BEGIN

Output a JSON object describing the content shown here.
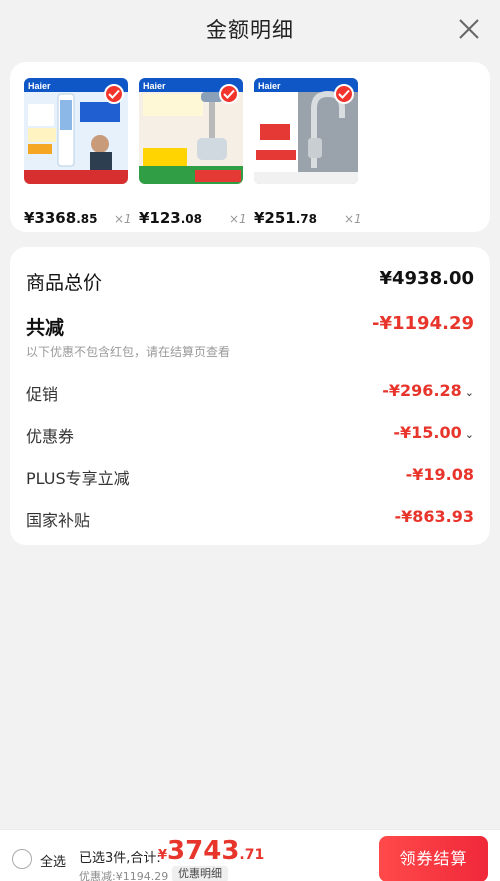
{
  "header": {
    "title": "金额明细"
  },
  "products": [
    {
      "brand": "Haier",
      "price_int": "¥3368",
      "price_dec": ".85",
      "qty": "×1",
      "selected": true
    },
    {
      "brand": "Haier",
      "price_int": "¥123",
      "price_dec": ".08",
      "qty": "×1",
      "selected": true
    },
    {
      "brand": "Haier",
      "price_int": "¥251",
      "price_dec": ".78",
      "qty": "×1",
      "selected": true
    }
  ],
  "summary": {
    "total_label": "商品总价",
    "total_value": "¥4938.00",
    "reduce_label": "共减",
    "reduce_value": "-¥1194.29",
    "note": "以下优惠不包含红包，请在结算页查看",
    "promo_label": "促销",
    "promo_value": "-¥296.28",
    "coupon_label": "优惠券",
    "coupon_value": "-¥15.00",
    "plus_label": "PLUS专享立减",
    "plus_value": "-¥19.08",
    "subsidy_label": "国家补贴",
    "subsidy_value": "-¥863.93"
  },
  "bottom": {
    "select_all": "全选",
    "selected_count": "已选3件,合计:",
    "total_currency": "¥",
    "total_int": "3743",
    "total_dec": ".71",
    "discount_line": "优惠减:¥1194.29",
    "detail_tag": "优惠明细",
    "checkout": "领券结算"
  },
  "colors": {
    "accent_red": "#e8352c",
    "checkout_gradient_start": "#ff4a4a",
    "checkout_gradient_end": "#f0283a"
  }
}
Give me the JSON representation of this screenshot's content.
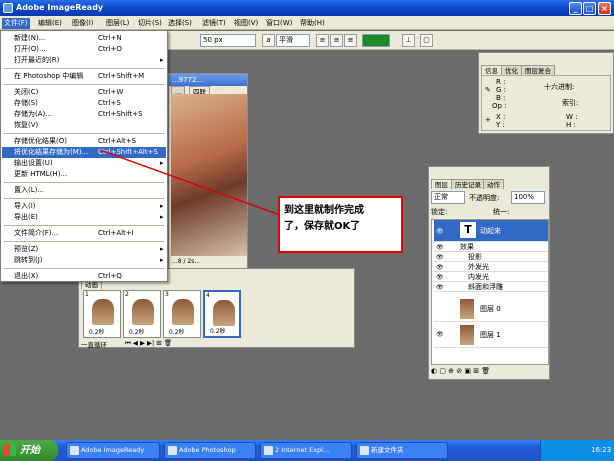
{
  "window": {
    "title": "Adobe ImageReady"
  },
  "menubar": [
    {
      "label": "文件(F)"
    },
    {
      "label": "编辑(E)"
    },
    {
      "label": "图像(I)"
    },
    {
      "label": "图层(L)"
    },
    {
      "label": "切片(S)"
    },
    {
      "label": "选择(S)"
    },
    {
      "label": "滤镜(T)"
    },
    {
      "label": "视图(V)"
    },
    {
      "label": "窗口(W)"
    },
    {
      "label": "帮助(H)"
    }
  ],
  "toolbar": {
    "size": "50 px",
    "aa": "平滑",
    "aa_prefix": "a"
  },
  "file_menu": [
    {
      "label": "新建(N)...",
      "shortcut": "Ctrl+N"
    },
    {
      "label": "打开(O)...",
      "shortcut": "Ctrl+O"
    },
    {
      "label": "打开最近的(R)",
      "shortcut": "",
      "arrow": "▸"
    },
    {
      "label": "在 Photoshop 中编辑",
      "shortcut": "Ctrl+Shift+M"
    },
    {
      "label": "关闭(C)",
      "shortcut": "Ctrl+W"
    },
    {
      "label": "存储(S)",
      "shortcut": "Ctrl+S"
    },
    {
      "label": "存储为(A)...",
      "shortcut": "Ctrl+Shift+S"
    },
    {
      "label": "恢复(V)",
      "shortcut": ""
    },
    {
      "label": "存储优化结果(O)",
      "shortcut": "Ctrl+Alt+S"
    },
    {
      "label": "将优化结果存储为(M)...",
      "shortcut": "Ctrl+Shift+Alt+S"
    },
    {
      "label": "输出设置(U)",
      "shortcut": "",
      "arrow": "▸"
    },
    {
      "label": "更新 HTML(H)...",
      "shortcut": ""
    },
    {
      "label": "置入(L)...",
      "shortcut": ""
    },
    {
      "label": "导入(I)",
      "shortcut": "",
      "arrow": "▸"
    },
    {
      "label": "导出(E)",
      "shortcut": "",
      "arrow": "▸"
    },
    {
      "label": "文件简介(F)...",
      "shortcut": "Ctrl+Alt+I"
    },
    {
      "label": "预览(Z)",
      "shortcut": "",
      "arrow": "▸"
    },
    {
      "label": "跳转到(J)",
      "shortcut": "",
      "arrow": "▸"
    },
    {
      "label": "退出(X)",
      "shortcut": "Ctrl+Q"
    }
  ],
  "document": {
    "title": "...9772...",
    "tab1": "...",
    "tab2": "四联",
    "status": "...8 / 2s..."
  },
  "info_panel": {
    "tabs": [
      "信息",
      "优化",
      "图层复合"
    ],
    "r": "R :",
    "g": "G :",
    "b": "B :",
    "op": "Op :",
    "hex_label": "十六进制:",
    "index_label": "索引:",
    "x": "X :",
    "y": "Y :",
    "w": "W :",
    "h": "H :"
  },
  "layers_panel": {
    "tabs": [
      "图层",
      "历史记录",
      "动作"
    ],
    "blend": "正常",
    "opacity_label": "不透明度:",
    "opacity": "100%",
    "lock_label": "锁定:",
    "unify_label": "统一:",
    "text_layer": "动起来",
    "effects_label": "效果",
    "effects": [
      "投影",
      "外发光",
      "内发光",
      "斜面和浮雕"
    ],
    "layer0": "图层 0",
    "layer1": "图层 1"
  },
  "animation_panel": {
    "tab": "动画",
    "frames": [
      {
        "num": "1",
        "delay": "0.2秒"
      },
      {
        "num": "2",
        "delay": "0.2秒"
      },
      {
        "num": "3",
        "delay": "0.2秒"
      },
      {
        "num": "4",
        "delay": "0.2秒"
      }
    ],
    "loop": "一直循环"
  },
  "callout": {
    "line1": "到这里就制作完成",
    "line2": "了，保存就OK了"
  },
  "taskbar": {
    "start": "开始",
    "buttons": [
      "Adobe ImageReady",
      "Adobe Photoshop",
      "2 Internet Expl...",
      "新建文件夹"
    ],
    "time": "16:23"
  },
  "colors": {
    "title": "#0a46c8",
    "highlight": "#316ac5",
    "callout_border": "#e00000",
    "taskbar": "#245edb"
  }
}
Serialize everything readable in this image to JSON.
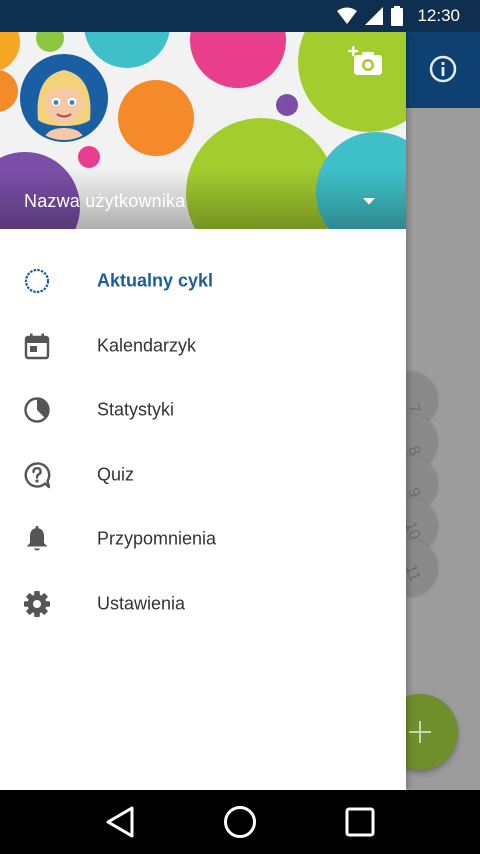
{
  "status_bar": {
    "time": "12:30"
  },
  "drawer": {
    "username": "Nazwa użytkownika",
    "items": [
      {
        "label": "Aktualny cykl",
        "icon": "circle-outline-icon",
        "active": true
      },
      {
        "label": "Kalendarzyk",
        "icon": "calendar-icon",
        "active": false
      },
      {
        "label": "Statystyki",
        "icon": "pie-chart-icon",
        "active": false
      },
      {
        "label": "Quiz",
        "icon": "question-bubble-icon",
        "active": false
      },
      {
        "label": "Przypomnienia",
        "icon": "bell-icon",
        "active": false
      },
      {
        "label": "Ustawienia",
        "icon": "gear-icon",
        "active": false
      }
    ]
  },
  "background": {
    "cycle_days": [
      "7",
      "8",
      "9",
      "10",
      "11"
    ]
  },
  "colors": {
    "accent": "#1b5e99",
    "toolbar": "#0e4171",
    "fab": "#6e8f2c"
  }
}
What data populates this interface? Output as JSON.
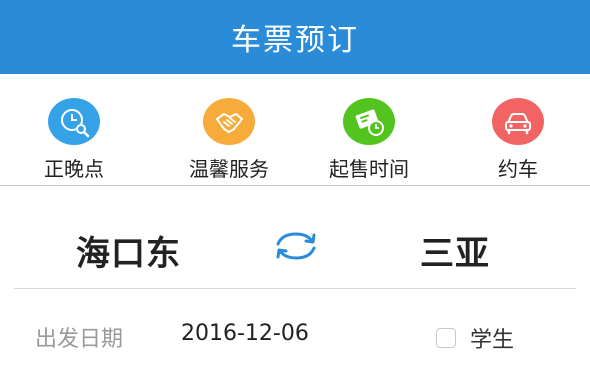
{
  "header": {
    "title": "车票预订",
    "bg_color": "#2a8bd8"
  },
  "quick_actions": [
    {
      "label": "正晚点",
      "icon": "clock-search-icon",
      "color": "#35a2e8"
    },
    {
      "label": "温馨服务",
      "icon": "handshake-icon",
      "color": "#f6ab3b"
    },
    {
      "label": "起售时间",
      "icon": "ticket-clock-icon",
      "color": "#52c31f"
    },
    {
      "label": "约车",
      "icon": "car-icon",
      "color": "#f16463"
    }
  ],
  "route": {
    "from": "海口东",
    "to": "三亚",
    "swap_icon": "swap-arrows-icon",
    "swap_color": "#2a8bd8"
  },
  "date_row": {
    "label": "出发日期",
    "value": "2016-12-06",
    "student_label": "学生",
    "student_checked": false
  }
}
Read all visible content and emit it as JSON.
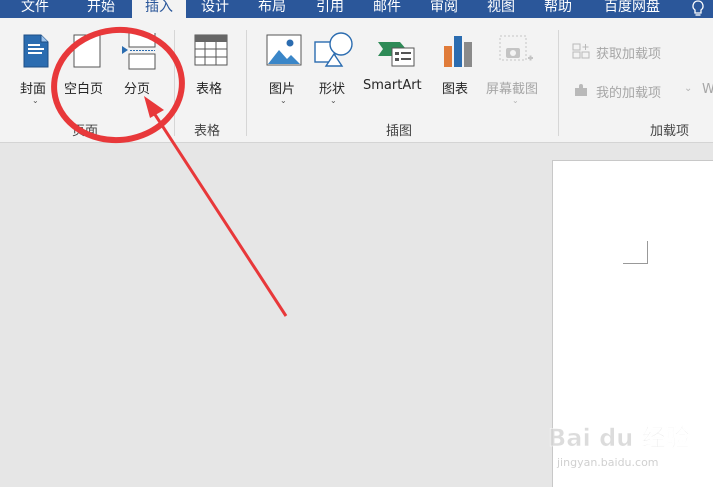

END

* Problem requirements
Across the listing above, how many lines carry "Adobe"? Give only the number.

* Exercise output
3